Every single entry below should be reproduced verbatim.

■ Exercise material
------

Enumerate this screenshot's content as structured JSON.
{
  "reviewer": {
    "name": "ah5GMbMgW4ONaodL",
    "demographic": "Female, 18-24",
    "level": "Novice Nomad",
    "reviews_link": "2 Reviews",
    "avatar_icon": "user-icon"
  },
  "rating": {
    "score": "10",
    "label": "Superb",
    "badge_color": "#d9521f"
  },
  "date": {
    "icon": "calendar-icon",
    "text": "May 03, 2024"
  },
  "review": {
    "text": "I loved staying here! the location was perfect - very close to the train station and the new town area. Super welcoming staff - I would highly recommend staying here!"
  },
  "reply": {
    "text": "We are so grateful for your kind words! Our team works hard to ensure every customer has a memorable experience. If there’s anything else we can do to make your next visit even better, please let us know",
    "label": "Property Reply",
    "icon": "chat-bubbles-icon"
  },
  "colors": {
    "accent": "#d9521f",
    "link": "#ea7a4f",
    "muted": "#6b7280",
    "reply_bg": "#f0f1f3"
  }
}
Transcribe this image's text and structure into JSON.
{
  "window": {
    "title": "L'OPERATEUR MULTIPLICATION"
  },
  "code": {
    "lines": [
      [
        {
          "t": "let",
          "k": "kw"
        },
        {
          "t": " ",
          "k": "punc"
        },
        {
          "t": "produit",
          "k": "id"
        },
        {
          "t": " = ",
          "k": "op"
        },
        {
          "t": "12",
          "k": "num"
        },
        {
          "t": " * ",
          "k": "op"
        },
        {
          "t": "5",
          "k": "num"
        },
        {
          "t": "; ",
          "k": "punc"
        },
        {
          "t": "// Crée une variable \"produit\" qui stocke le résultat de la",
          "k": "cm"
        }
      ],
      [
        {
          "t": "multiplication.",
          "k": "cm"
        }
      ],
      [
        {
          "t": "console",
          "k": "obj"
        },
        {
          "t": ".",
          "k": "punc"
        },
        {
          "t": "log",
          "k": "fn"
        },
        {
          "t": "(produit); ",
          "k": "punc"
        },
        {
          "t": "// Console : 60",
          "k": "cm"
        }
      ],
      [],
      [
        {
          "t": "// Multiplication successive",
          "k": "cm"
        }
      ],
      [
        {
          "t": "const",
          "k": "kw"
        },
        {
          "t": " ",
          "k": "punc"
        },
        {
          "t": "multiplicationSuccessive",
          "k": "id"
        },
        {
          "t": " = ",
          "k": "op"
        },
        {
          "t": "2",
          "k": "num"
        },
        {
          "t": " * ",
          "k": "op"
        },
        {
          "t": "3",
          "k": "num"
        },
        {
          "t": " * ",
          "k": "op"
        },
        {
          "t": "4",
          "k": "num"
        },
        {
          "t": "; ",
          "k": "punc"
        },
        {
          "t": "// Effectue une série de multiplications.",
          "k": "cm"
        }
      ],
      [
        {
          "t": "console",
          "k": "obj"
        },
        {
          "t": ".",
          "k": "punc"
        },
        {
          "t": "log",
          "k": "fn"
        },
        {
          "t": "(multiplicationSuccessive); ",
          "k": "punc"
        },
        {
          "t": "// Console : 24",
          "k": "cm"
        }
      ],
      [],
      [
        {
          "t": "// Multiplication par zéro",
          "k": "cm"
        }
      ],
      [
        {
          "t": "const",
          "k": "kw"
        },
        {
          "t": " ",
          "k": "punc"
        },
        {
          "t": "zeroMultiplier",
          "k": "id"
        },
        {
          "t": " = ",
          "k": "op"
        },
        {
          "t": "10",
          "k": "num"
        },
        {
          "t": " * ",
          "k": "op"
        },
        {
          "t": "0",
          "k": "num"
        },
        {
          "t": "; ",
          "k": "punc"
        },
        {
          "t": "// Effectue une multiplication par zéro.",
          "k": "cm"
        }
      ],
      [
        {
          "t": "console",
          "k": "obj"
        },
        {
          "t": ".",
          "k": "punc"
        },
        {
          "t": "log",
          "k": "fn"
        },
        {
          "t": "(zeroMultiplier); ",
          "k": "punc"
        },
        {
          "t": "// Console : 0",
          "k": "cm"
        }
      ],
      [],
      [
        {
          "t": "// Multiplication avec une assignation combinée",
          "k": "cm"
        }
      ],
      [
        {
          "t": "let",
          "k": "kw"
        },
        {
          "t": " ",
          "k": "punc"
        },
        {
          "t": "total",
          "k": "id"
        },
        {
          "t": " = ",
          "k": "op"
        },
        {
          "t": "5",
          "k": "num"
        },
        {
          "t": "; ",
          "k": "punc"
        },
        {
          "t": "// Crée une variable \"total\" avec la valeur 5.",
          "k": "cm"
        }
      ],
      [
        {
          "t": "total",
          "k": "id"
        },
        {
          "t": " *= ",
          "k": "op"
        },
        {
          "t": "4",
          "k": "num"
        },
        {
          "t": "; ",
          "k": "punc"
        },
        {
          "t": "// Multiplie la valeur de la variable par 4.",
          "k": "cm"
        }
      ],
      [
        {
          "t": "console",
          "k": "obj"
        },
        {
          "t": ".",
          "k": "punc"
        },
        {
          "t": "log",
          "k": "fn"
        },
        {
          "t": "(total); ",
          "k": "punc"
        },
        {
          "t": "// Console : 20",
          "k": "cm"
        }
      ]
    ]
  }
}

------

■ Output of the task
Enumerate this screenshot's content as structured JSON.
{
  "reviewer": {
    "name": "ah5GMbMgW4ONaodL",
    "demographic": "Female, 18-24",
    "level": "Novice Nomad",
    "reviews_link": "2 Reviews",
    "avatar_icon": "user-icon"
  },
  "rating": {
    "score": "10",
    "label": "Superb",
    "badge_color": "#d9521f"
  },
  "date": {
    "icon": "calendar-icon",
    "text": "May 03, 2024"
  },
  "review": {
    "text": "I loved staying here! the location was perfect - very close to the train station and the new town area. Super welcoming staff - I would highly recommend staying here!"
  },
  "reply": {
    "text": "We are so grateful for your kind words! Our team works hard to ensure every customer has a memorable experience. If there’s anything else we can do to make your next visit even better, please let us know",
    "label": "Property Reply",
    "icon": "chat-bubbles-icon"
  },
  "colors": {
    "accent": "#d9521f",
    "link": "#ea7a4f",
    "muted": "#6b7280",
    "reply_bg": "#f0f1f3"
  }
}
Transcribe this image's text and structure into JSON.
{
  "window": {
    "title": "L'OPERATEUR MULTIPLICATION"
  },
  "code": {
    "lines": [
      [
        {
          "t": "let",
          "k": "kw"
        },
        {
          "t": " ",
          "k": "punc"
        },
        {
          "t": "produit",
          "k": "id"
        },
        {
          "t": " = ",
          "k": "op"
        },
        {
          "t": "12",
          "k": "num"
        },
        {
          "t": " * ",
          "k": "op"
        },
        {
          "t": "5",
          "k": "num"
        },
        {
          "t": "; ",
          "k": "punc"
        },
        {
          "t": "// Crée une variable \"produit\" qui stocke le résultat de la",
          "k": "cm"
        }
      ],
      [
        {
          "t": "multiplication.",
          "k": "cm"
        }
      ],
      [
        {
          "t": "console",
          "k": "obj"
        },
        {
          "t": ".",
          "k": "punc"
        },
        {
          "t": "log",
          "k": "fn"
        },
        {
          "t": "(produit); ",
          "k": "punc"
        },
        {
          "t": "// Console : 60",
          "k": "cm"
        }
      ],
      [],
      [
        {
          "t": "// Multiplication successive",
          "k": "cm"
        }
      ],
      [
        {
          "t": "const",
          "k": "kw"
        },
        {
          "t": " ",
          "k": "punc"
        },
        {
          "t": "multiplicationSuccessive",
          "k": "id"
        },
        {
          "t": " = ",
          "k": "op"
        },
        {
          "t": "2",
          "k": "num"
        },
        {
          "t": " * ",
          "k": "op"
        },
        {
          "t": "3",
          "k": "num"
        },
        {
          "t": " * ",
          "k": "op"
        },
        {
          "t": "4",
          "k": "num"
        },
        {
          "t": "; ",
          "k": "punc"
        },
        {
          "t": "// Effectue une série de multiplications.",
          "k": "cm"
        }
      ],
      [
        {
          "t": "console",
          "k": "obj"
        },
        {
          "t": ".",
          "k": "punc"
        },
        {
          "t": "log",
          "k": "fn"
        },
        {
          "t": "(multiplicationSuccessive); ",
          "k": "punc"
        },
        {
          "t": "// Console : 24",
          "k": "cm"
        }
      ],
      [],
      [
        {
          "t": "// Multiplication par zéro",
          "k": "cm"
        }
      ],
      [
        {
          "t": "const",
          "k": "kw"
        },
        {
          "t": " ",
          "k": "punc"
        },
        {
          "t": "zeroMultiplier",
          "k": "id"
        },
        {
          "t": " = ",
          "k": "op"
        },
        {
          "t": "10",
          "k": "num"
        },
        {
          "t": " * ",
          "k": "op"
        },
        {
          "t": "0",
          "k": "num"
        },
        {
          "t": "; ",
          "k": "punc"
        },
        {
          "t": "// Effectue une multiplication par zéro.",
          "k": "cm"
        }
      ],
      [
        {
          "t": "console",
          "k": "obj"
        },
        {
          "t": ".",
          "k": "punc"
        },
        {
          "t": "log",
          "k": "fn"
        },
        {
          "t": "(zeroMultiplier); ",
          "k": "punc"
        },
        {
          "t": "// Console : 0",
          "k": "cm"
        }
      ],
      [],
      [
        {
          "t": "// Multiplication avec une assignation combinée",
          "k": "cm"
        }
      ],
      [
        {
          "t": "let",
          "k": "kw"
        },
        {
          "t": " ",
          "k": "punc"
        },
        {
          "t": "total",
          "k": "id"
        },
        {
          "t": " = ",
          "k": "op"
        },
        {
          "t": "5",
          "k": "num"
        },
        {
          "t": "; ",
          "k": "punc"
        },
        {
          "t": "// Crée une variable \"total\" avec la valeur 5.",
          "k": "cm"
        }
      ],
      [
        {
          "t": "total",
          "k": "id"
        },
        {
          "t": " *= ",
          "k": "op"
        },
        {
          "t": "4",
          "k": "num"
        },
        {
          "t": "; ",
          "k": "punc"
        },
        {
          "t": "// Multiplie la valeur de la variable par 4.",
          "k": "cm"
        }
      ],
      [
        {
          "t": "console",
          "k": "obj"
        },
        {
          "t": ".",
          "k": "punc"
        },
        {
          "t": "log",
          "k": "fn"
        },
        {
          "t": "(total); ",
          "k": "punc"
        },
        {
          "t": "// Console : 20",
          "k": "cm"
        }
      ]
    ]
  }
}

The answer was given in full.